- [WHAT THE EXERCISE ASKS] Once you have read the entries below, repeat all of them exactly.

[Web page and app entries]
==*==

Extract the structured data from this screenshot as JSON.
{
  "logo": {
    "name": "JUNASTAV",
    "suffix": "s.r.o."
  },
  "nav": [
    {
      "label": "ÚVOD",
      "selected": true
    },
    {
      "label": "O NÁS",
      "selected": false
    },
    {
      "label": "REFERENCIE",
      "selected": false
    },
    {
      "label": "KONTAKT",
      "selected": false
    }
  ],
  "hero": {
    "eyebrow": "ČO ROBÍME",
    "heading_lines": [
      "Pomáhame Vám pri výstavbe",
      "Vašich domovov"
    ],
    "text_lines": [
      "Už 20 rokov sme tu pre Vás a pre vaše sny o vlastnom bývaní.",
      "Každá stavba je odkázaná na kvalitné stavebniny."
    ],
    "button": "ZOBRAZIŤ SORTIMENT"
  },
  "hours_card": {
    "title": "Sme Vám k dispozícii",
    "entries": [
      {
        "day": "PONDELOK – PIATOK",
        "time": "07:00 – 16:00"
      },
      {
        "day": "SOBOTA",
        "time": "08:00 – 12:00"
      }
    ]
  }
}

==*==

- [YOUR RESPONSE]
Extract the structured data from this screenshot as JSON.
{
  "logo": {
    "name": "JUNASTAV",
    "suffix": "s.r.o."
  },
  "nav": [
    {
      "label": "ÚVOD",
      "selected": true
    },
    {
      "label": "O NÁS",
      "selected": false
    },
    {
      "label": "REFERENCIE",
      "selected": false
    },
    {
      "label": "KONTAKT",
      "selected": false
    }
  ],
  "hero": {
    "eyebrow": "ČO ROBÍME",
    "heading_lines": [
      "Pomáhame Vám pri výstavbe",
      "Vašich domovov"
    ],
    "text_lines": [
      "Už 20 rokov sme tu pre Vás a pre vaše sny o vlastnom bývaní.",
      "Každá stavba je odkázaná na kvalitné stavebniny."
    ],
    "button": "ZOBRAZIŤ SORTIMENT"
  },
  "hours_card": {
    "title": "Sme Vám k dispozícii",
    "entries": [
      {
        "day": "PONDELOK – PIATOK",
        "time": "07:00 – 16:00"
      },
      {
        "day": "SOBOTA",
        "time": "08:00 – 12:00"
      }
    ]
  }
}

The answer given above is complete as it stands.